Website and app data records:
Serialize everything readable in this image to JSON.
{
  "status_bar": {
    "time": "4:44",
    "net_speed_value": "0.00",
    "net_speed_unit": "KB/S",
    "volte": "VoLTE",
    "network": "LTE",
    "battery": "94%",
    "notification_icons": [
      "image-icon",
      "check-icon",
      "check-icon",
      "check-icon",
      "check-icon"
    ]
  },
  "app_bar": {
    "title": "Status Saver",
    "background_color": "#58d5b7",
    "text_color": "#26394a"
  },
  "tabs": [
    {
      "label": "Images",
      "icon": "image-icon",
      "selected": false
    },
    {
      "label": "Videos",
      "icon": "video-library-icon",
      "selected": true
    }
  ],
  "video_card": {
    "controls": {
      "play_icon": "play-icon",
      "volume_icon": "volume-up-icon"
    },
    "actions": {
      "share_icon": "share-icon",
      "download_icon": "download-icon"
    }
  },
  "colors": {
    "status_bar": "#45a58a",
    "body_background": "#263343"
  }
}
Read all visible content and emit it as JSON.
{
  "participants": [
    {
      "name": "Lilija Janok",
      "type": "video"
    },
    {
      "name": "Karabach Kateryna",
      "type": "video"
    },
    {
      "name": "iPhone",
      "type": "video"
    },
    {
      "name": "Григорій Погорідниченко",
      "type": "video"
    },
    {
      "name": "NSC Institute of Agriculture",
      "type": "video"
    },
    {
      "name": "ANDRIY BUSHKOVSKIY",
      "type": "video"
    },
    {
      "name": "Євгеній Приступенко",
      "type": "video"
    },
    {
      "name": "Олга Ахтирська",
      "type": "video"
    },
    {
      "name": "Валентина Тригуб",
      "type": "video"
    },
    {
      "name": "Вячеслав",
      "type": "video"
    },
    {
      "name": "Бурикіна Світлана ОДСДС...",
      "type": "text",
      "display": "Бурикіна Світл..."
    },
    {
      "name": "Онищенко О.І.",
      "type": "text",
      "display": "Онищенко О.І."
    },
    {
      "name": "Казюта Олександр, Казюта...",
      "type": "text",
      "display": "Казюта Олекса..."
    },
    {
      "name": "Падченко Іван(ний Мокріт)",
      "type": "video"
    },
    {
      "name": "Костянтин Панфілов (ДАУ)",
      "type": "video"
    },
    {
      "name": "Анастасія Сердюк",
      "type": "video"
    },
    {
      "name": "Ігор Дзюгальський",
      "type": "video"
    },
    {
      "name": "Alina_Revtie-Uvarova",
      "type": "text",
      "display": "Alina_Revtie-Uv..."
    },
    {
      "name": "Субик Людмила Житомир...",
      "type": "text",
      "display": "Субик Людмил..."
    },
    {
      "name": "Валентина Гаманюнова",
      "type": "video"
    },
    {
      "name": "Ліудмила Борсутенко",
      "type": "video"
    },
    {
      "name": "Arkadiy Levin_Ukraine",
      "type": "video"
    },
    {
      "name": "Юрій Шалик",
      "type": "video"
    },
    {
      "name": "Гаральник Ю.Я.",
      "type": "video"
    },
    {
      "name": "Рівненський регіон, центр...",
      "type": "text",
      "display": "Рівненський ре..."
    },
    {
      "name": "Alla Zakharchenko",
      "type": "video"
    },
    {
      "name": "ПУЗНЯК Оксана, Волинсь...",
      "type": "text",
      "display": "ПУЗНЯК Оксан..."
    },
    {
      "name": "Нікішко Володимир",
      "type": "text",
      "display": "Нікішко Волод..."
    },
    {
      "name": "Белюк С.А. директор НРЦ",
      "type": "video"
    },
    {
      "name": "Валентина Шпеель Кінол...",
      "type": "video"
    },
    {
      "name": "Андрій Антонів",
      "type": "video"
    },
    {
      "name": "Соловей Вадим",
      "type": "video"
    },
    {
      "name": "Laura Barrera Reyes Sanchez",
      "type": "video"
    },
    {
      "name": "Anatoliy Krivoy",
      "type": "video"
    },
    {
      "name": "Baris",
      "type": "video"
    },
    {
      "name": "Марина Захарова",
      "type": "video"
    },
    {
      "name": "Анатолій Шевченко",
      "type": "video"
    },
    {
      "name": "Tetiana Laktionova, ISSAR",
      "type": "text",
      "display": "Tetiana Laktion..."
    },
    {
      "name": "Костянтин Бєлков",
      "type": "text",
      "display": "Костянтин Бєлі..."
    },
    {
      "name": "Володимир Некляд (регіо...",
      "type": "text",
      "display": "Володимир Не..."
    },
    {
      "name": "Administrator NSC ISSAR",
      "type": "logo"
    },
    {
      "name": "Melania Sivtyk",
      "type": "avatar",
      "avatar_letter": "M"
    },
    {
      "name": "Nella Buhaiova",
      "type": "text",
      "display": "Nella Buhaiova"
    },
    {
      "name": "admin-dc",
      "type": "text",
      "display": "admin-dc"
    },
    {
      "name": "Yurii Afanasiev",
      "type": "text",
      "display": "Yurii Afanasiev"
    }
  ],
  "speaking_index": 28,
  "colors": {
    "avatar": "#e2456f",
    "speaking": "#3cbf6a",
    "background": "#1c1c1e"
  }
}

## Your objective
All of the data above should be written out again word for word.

## Answer for this exercise
Serialize everything readable in this image to JSON.
{
  "status_bar": {
    "time": "4:44",
    "net_speed_value": "0.00",
    "net_speed_unit": "KB/S",
    "volte": "VoLTE",
    "network": "LTE",
    "battery": "94%",
    "notification_icons": [
      "image-icon",
      "check-icon",
      "check-icon",
      "check-icon",
      "check-icon"
    ]
  },
  "app_bar": {
    "title": "Status Saver",
    "background_color": "#58d5b7",
    "text_color": "#26394a"
  },
  "tabs": [
    {
      "label": "Images",
      "icon": "image-icon",
      "selected": false
    },
    {
      "label": "Videos",
      "icon": "video-library-icon",
      "selected": true
    }
  ],
  "video_card": {
    "controls": {
      "play_icon": "play-icon",
      "volume_icon": "volume-up-icon"
    },
    "actions": {
      "share_icon": "share-icon",
      "download_icon": "download-icon"
    }
  },
  "colors": {
    "status_bar": "#45a58a",
    "body_background": "#263343"
  }
}
Read all visible content and emit it as JSON.
{
  "participants": [
    {
      "name": "Lilija Janok",
      "type": "video"
    },
    {
      "name": "Karabach Kateryna",
      "type": "video"
    },
    {
      "name": "iPhone",
      "type": "video"
    },
    {
      "name": "Григорій Погорідниченко",
      "type": "video"
    },
    {
      "name": "NSC Institute of Agriculture",
      "type": "video"
    },
    {
      "name": "ANDRIY BUSHKOVSKIY",
      "type": "video"
    },
    {
      "name": "Євгеній Приступенко",
      "type": "video"
    },
    {
      "name": "Олга Ахтирська",
      "type": "video"
    },
    {
      "name": "Валентина Тригуб",
      "type": "video"
    },
    {
      "name": "Вячеслав",
      "type": "video"
    },
    {
      "name": "Бурикіна Світлана ОДСДС...",
      "type": "text",
      "display": "Бурикіна Світл..."
    },
    {
      "name": "Онищенко О.І.",
      "type": "text",
      "display": "Онищенко О.І."
    },
    {
      "name": "Казюта Олександр, Казюта...",
      "type": "text",
      "display": "Казюта Олекса..."
    },
    {
      "name": "Падченко Іван(ний Мокріт)",
      "type": "video"
    },
    {
      "name": "Костянтин Панфілов (ДАУ)",
      "type": "video"
    },
    {
      "name": "Анастасія Сердюк",
      "type": "video"
    },
    {
      "name": "Ігор Дзюгальський",
      "type": "video"
    },
    {
      "name": "Alina_Revtie-Uvarova",
      "type": "text",
      "display": "Alina_Revtie-Uv..."
    },
    {
      "name": "Субик Людмила Житомир...",
      "type": "text",
      "display": "Субик Людмил..."
    },
    {
      "name": "Валентина Гаманюнова",
      "type": "video"
    },
    {
      "name": "Ліудмила Борсутенко",
      "type": "video"
    },
    {
      "name": "Arkadiy Levin_Ukraine",
      "type": "video"
    },
    {
      "name": "Юрій Шалик",
      "type": "video"
    },
    {
      "name": "Гаральник Ю.Я.",
      "type": "video"
    },
    {
      "name": "Рівненський регіон, центр...",
      "type": "text",
      "display": "Рівненський ре..."
    },
    {
      "name": "Alla Zakharchenko",
      "type": "video"
    },
    {
      "name": "ПУЗНЯК Оксана, Волинсь...",
      "type": "text",
      "display": "ПУЗНЯК Оксан..."
    },
    {
      "name": "Нікішко Володимир",
      "type": "text",
      "display": "Нікішко Волод..."
    },
    {
      "name": "Белюк С.А. директор НРЦ",
      "type": "video"
    },
    {
      "name": "Валентина Шпеель Кінол...",
      "type": "video"
    },
    {
      "name": "Андрій Антонів",
      "type": "video"
    },
    {
      "name": "Соловей Вадим",
      "type": "video"
    },
    {
      "name": "Laura Barrera Reyes Sanchez",
      "type": "video"
    },
    {
      "name": "Anatoliy Krivoy",
      "type": "video"
    },
    {
      "name": "Baris",
      "type": "video"
    },
    {
      "name": "Марина Захарова",
      "type": "video"
    },
    {
      "name": "Анатолій Шевченко",
      "type": "video"
    },
    {
      "name": "Tetiana Laktionova, ISSAR",
      "type": "text",
      "display": "Tetiana Laktion..."
    },
    {
      "name": "Костянтин Бєлков",
      "type": "text",
      "display": "Костянтин Бєлі..."
    },
    {
      "name": "Володимир Некляд (регіо...",
      "type": "text",
      "display": "Володимир Не..."
    },
    {
      "name": "Administrator NSC ISSAR",
      "type": "logo"
    },
    {
      "name": "Melania Sivtyk",
      "type": "avatar",
      "avatar_letter": "M"
    },
    {
      "name": "Nella Buhaiova",
      "type": "text",
      "display": "Nella Buhaiova"
    },
    {
      "name": "admin-dc",
      "type": "text",
      "display": "admin-dc"
    },
    {
      "name": "Yurii Afanasiev",
      "type": "text",
      "display": "Yurii Afanasiev"
    }
  ],
  "speaking_index": 28,
  "colors": {
    "avatar": "#e2456f",
    "speaking": "#3cbf6a",
    "background": "#1c1c1e"
  }
}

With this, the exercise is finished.